The vulgarest Plugson of a Master-worker, who can command workers and yet work out of them, is already a considerable man. Blessed and thrice-blessed symptoms I discern of Master-Workers who are not vulgar men; who are Nobles, and begin to feel that they must act as such: all speed to these, they are England’s hope at present! But in this Plugson himself, conscious of almost no nobleness whatever, how much is there! Not without man’s faculty, insight, courage, hard energy, is this rugged figure. His words none of the wisest; but his actings cannot be altogether foolish. Think, how were it, stoodst thou suddenly in his shoes! He has to command a thousand men. And not imaginary commanding; no, it is real, incessantly practical. The evil passions of so many men (with the Devil in them, as in all of us) he has to vanquish; by manifold force of speech and of silence, to repress or evade. What a force of silence, to say nothing of the others, is in Plugson! For these his thousand men he has to provide raw-material, machinery, arrangement, house room; and ever at the week’s end, wages by due sale. No Civil-List, or Goulburn-Baring Budget has he to fall back upon, for paying of his regiment; he has to pick his supplies from the confused face of the whole Earth and Contemporaneous History, by his own dexterity alone. There will be dry eyes if he fail to do it! - He exclaims, at present, ‘black in the face,’ near strangled with Dilettante Legislation: “Let me have elbow-room, throat-room, and I will not fail! No, I will spin yet, and conquer like a giant: what ‘sinews of war’ lie in me, untold resources towards the Conquest of this Planet, if instead of hanging me, you husband them, and help me!” - My indomitable friend, it is true; and thou shalt and must be helped.

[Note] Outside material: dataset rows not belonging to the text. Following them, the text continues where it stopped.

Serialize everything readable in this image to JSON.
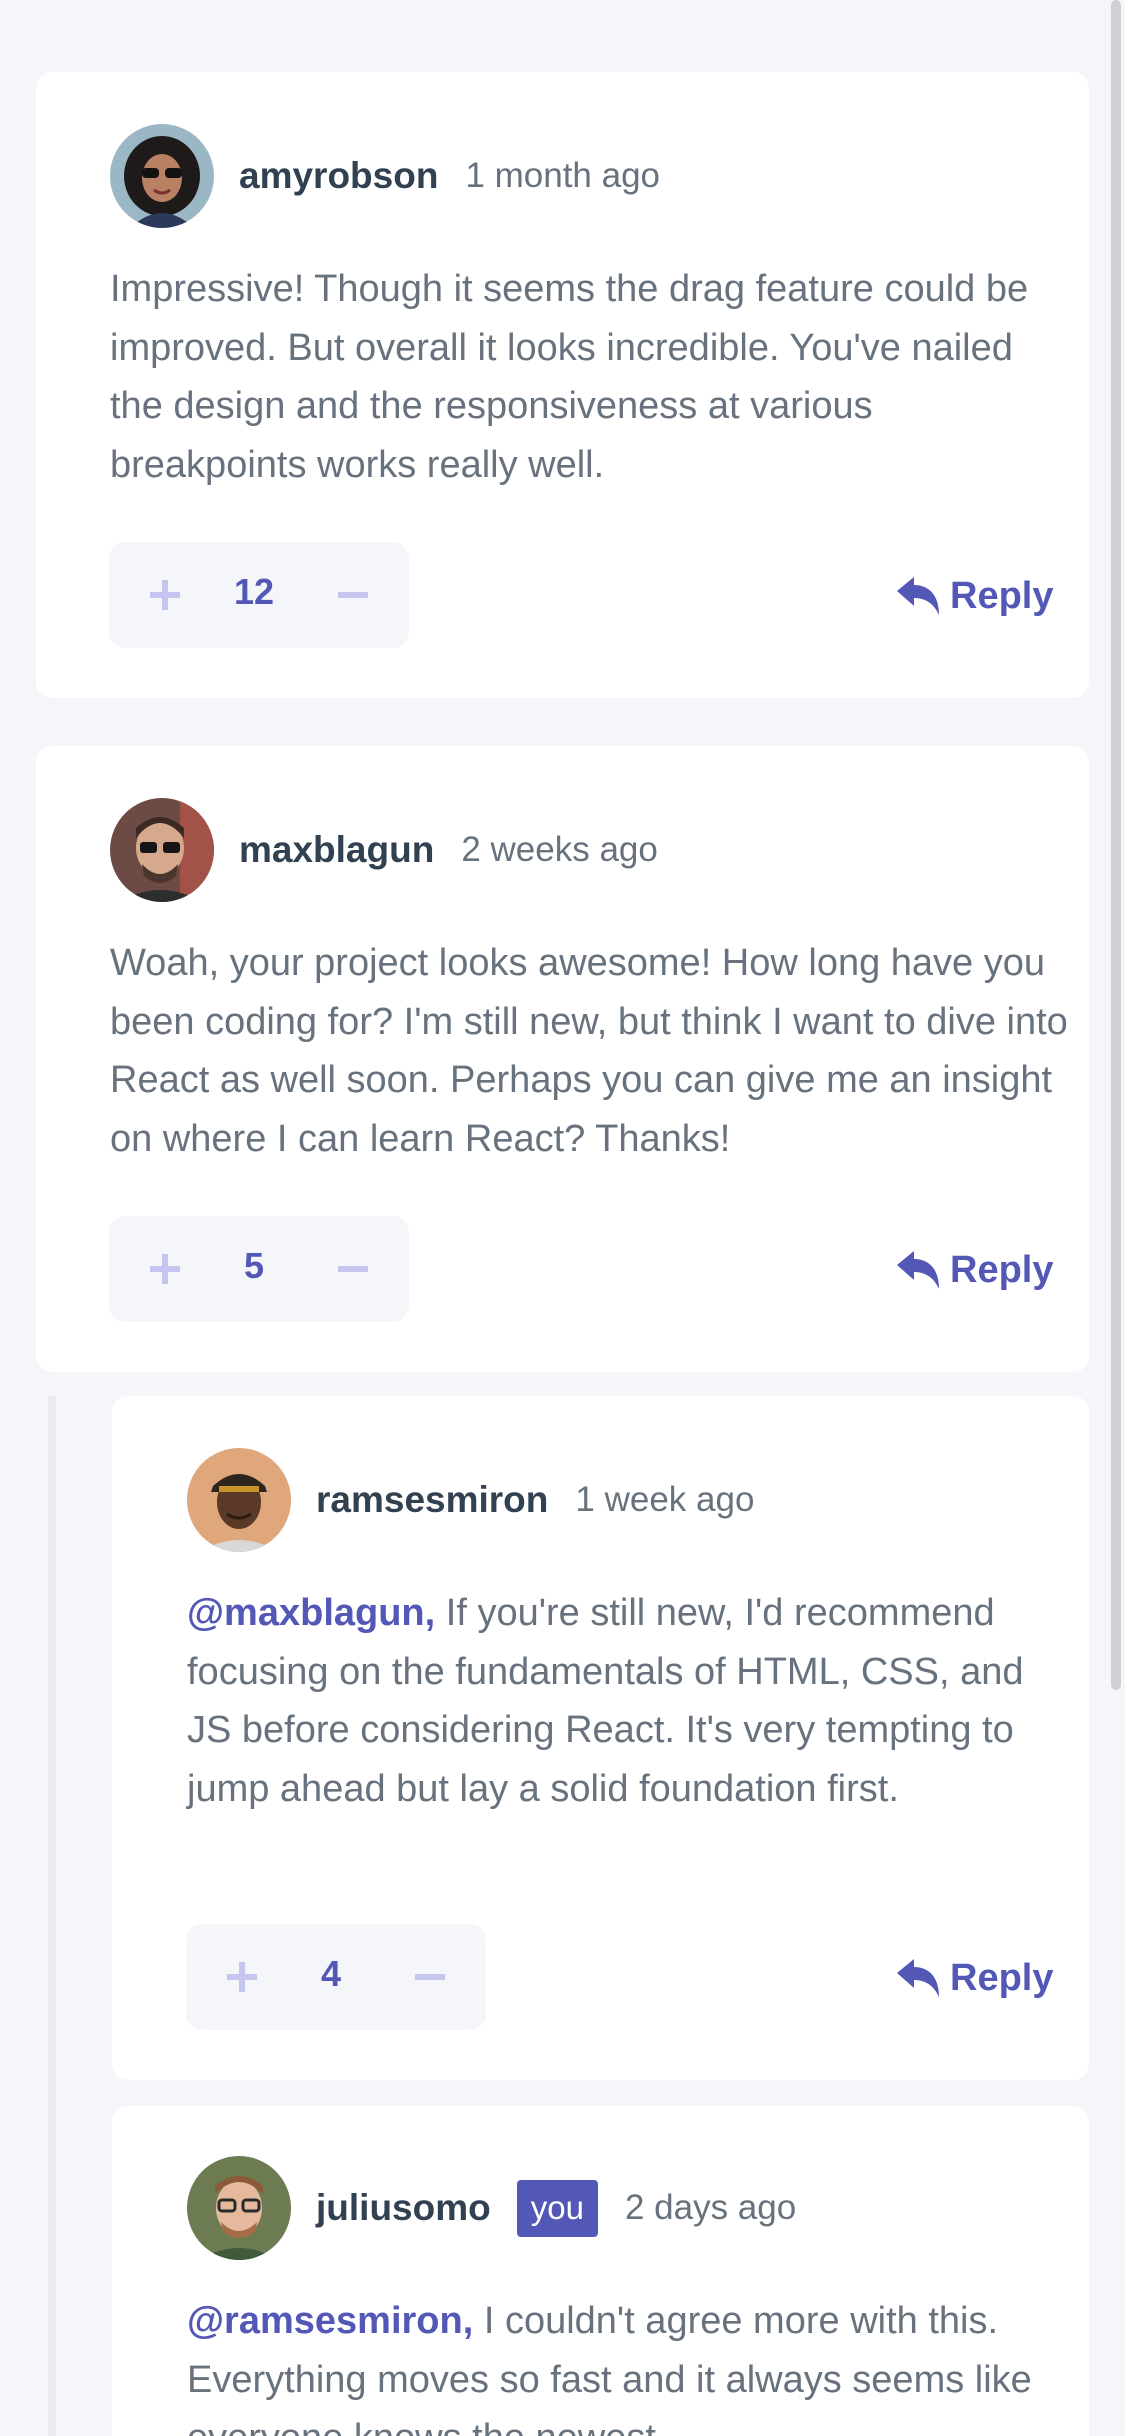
{
  "comments": [
    {
      "username": "amyrobson",
      "timestamp": "1 month ago",
      "is_you": false,
      "mention": "",
      "text": "Impressive! Though it seems the drag feature could be improved. But overall it looks incredible. You've nailed the design and the responsiveness at various breakpoints works really well.",
      "score": "12",
      "reply_label": "Reply"
    },
    {
      "username": "maxblagun",
      "timestamp": "2 weeks ago",
      "is_you": false,
      "mention": "",
      "text": "Woah, your project looks awesome! How long have you been coding for? I'm still new, but think I want to dive into React as well soon. Perhaps you can give me an insight on where I can learn React? Thanks!",
      "score": "5",
      "reply_label": "Reply"
    }
  ],
  "replies": [
    {
      "username": "ramsesmiron",
      "timestamp": "1 week ago",
      "is_you": false,
      "mention": "@maxblagun,",
      "text": "If you're still new, I'd recommend focusing on the fundamentals of HTML, CSS, and JS before considering React. It's very tempting to jump ahead but lay a solid foundation first.",
      "score": "4",
      "reply_label": "Reply"
    },
    {
      "username": "juliusomo",
      "timestamp": "2 days ago",
      "is_you": true,
      "you_label": "you",
      "mention": "@ramsesmiron,",
      "text": "I couldn't agree more with this. Everything moves so fast and it always seems like everyone knows the newest..."
    }
  ],
  "colors": {
    "accent": "#5357b6",
    "accent_light": "#c5c6ef",
    "text": "#67727e",
    "heading": "#324152",
    "background": "#f5f6fa",
    "card": "#ffffff"
  },
  "icons": {
    "upvote": "plus-icon",
    "downvote": "minus-icon",
    "reply": "reply-arrow-icon"
  }
}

This is not a man I would kill and strangle by Corn-Laws, even if I could! No, I would fling my Corn-Laws and Shot-belts to the Devil; and try to help this man. I would teach him by noble precept, and law-precept, by noble example most of all, that Mammonism was not the essence of his or of my station in God’s Universe; but the adsciticious excrescence of it; the gross terrene, godless embodiment of it; which would have to become, more or less, a godlike one! By noble real legislation, by true noble’s-work, by unwearied, valiant, and were it wage-less effort, in my Parliament and in my Parish, I would aid, constrain, encourage him to effect more or less this blessed change. I should know that it would have to be effected; that unless it were in some measure effected, he and I and all of us, I first and soonest of all, were doomed to perdition! - Effected it will be; unless it were a Demon that made this Universe; which I, for my own part, do at no moment, under no form, in the least believe.

May it please your Serene Highnesses, your Majesties, Lordships, and Law-wardships, the proper Epic of this world is not now ‘Arms and the Man,’ - how much less ‘shirt-frills and the Man:’ No, it is now ‘Tools and the Man:’ that henceforth to all time is now our Epic; - and you, first of all others, I think were wise to take note of that!

Contents Last chapter Next chapter

Meet the web creator

These materials may be freely used for non-commercial purposes in accordance with applicable statutory allowances and distribution to students.
Re-publication in any form is subject to written permission.

Last modified 4 March, 2016

The Age of George III Home Page

Ministerial Instability 1760-70

Lord North's Ministry 1770-82

American Affairs 1760-83

The period of peace 1783-92

The Age of the French Wars 1792-1815 Irish Affairs 1760-89

Peel Web Home Page

Tory Governments 1812-30

Political Organisations in the Age of Peel

Economic Affairs in the Age of Peel

Popular Movements in the Age of Peel

Irish Affairs
Primary sources index British Political Personalities British Foreign policy 1815-65 European history
index sitemap advanced
search engine by freefind